Your goal — All the data below goes into the copy word for word, but the pictures don't.

== Segment start ==

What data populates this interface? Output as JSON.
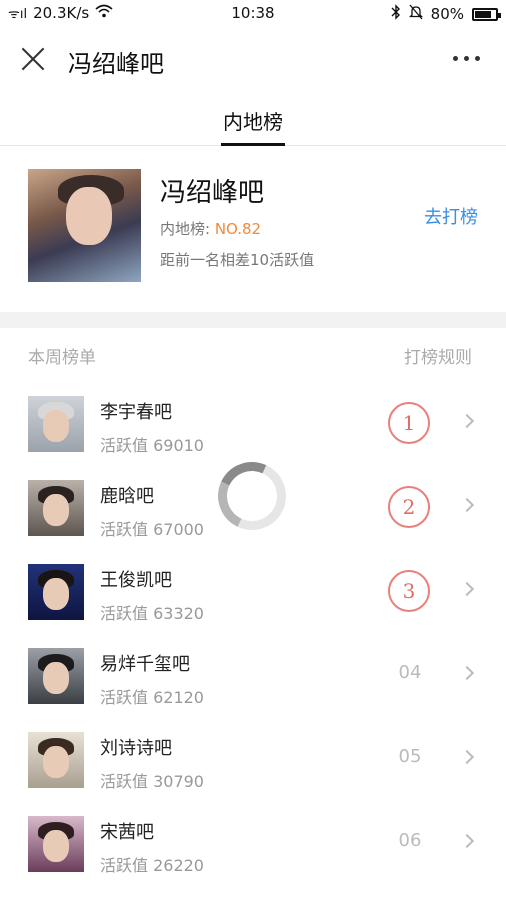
{
  "status_bar": {
    "signal": "ᯤıl",
    "speed": "20.3K/s",
    "time": "10:38",
    "bluetooth": "bluetooth-icon",
    "mute": "bell-off-icon",
    "battery_text": "80%",
    "battery_level": 0.8
  },
  "title_bar": {
    "title": "冯绍峰吧",
    "close_icon": "close-icon",
    "more_icon": "more-icon"
  },
  "tabs": [
    "内地榜"
  ],
  "header_card": {
    "name": "冯绍峰吧",
    "rank_label": "内地榜: ",
    "rank_value": "NO.82",
    "gap_text": "距前一名相差10活跃值",
    "action_label": "去打榜"
  },
  "section": {
    "title": "本周榜单",
    "rule_link": "打榜规则"
  },
  "ranking": [
    {
      "name": "李宇春吧",
      "score": "活跃值 69010",
      "rank": "1",
      "medal": true
    },
    {
      "name": "鹿晗吧",
      "score": "活跃值 67000",
      "rank": "2",
      "medal": true
    },
    {
      "name": "王俊凯吧",
      "score": "活跃值 63320",
      "rank": "3",
      "medal": true
    },
    {
      "name": "易烊千玺吧",
      "score": "活跃值 62120",
      "rank": "04",
      "medal": false
    },
    {
      "name": "刘诗诗吧",
      "score": "活跃值 30790",
      "rank": "05",
      "medal": false
    },
    {
      "name": "宋茜吧",
      "score": "活跃值 26220",
      "rank": "06",
      "medal": false
    }
  ],
  "colors": {
    "accent_blue": "#3a8ee6",
    "rank_orange": "#f08a3c",
    "medal_red": "#e26c64"
  }
}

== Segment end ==

Exercise response —
What data populates this interface? Output as JSON.
{
  "status_bar": {
    "signal": "ᯤıl",
    "speed": "20.3K/s",
    "time": "10:38",
    "bluetooth": "bluetooth-icon",
    "mute": "bell-off-icon",
    "battery_text": "80%",
    "battery_level": 0.8
  },
  "title_bar": {
    "title": "冯绍峰吧",
    "close_icon": "close-icon",
    "more_icon": "more-icon"
  },
  "tabs": [
    "内地榜"
  ],
  "header_card": {
    "name": "冯绍峰吧",
    "rank_label": "内地榜: ",
    "rank_value": "NO.82",
    "gap_text": "距前一名相差10活跃值",
    "action_label": "去打榜"
  },
  "section": {
    "title": "本周榜单",
    "rule_link": "打榜规则"
  },
  "ranking": [
    {
      "name": "李宇春吧",
      "score": "活跃值 69010",
      "rank": "1",
      "medal": true
    },
    {
      "name": "鹿晗吧",
      "score": "活跃值 67000",
      "rank": "2",
      "medal": true
    },
    {
      "name": "王俊凯吧",
      "score": "活跃值 63320",
      "rank": "3",
      "medal": true
    },
    {
      "name": "易烊千玺吧",
      "score": "活跃值 62120",
      "rank": "04",
      "medal": false
    },
    {
      "name": "刘诗诗吧",
      "score": "活跃值 30790",
      "rank": "05",
      "medal": false
    },
    {
      "name": "宋茜吧",
      "score": "活跃值 26220",
      "rank": "06",
      "medal": false
    }
  ],
  "colors": {
    "accent_blue": "#3a8ee6",
    "rank_orange": "#f08a3c",
    "medal_red": "#e26c64"
  }
}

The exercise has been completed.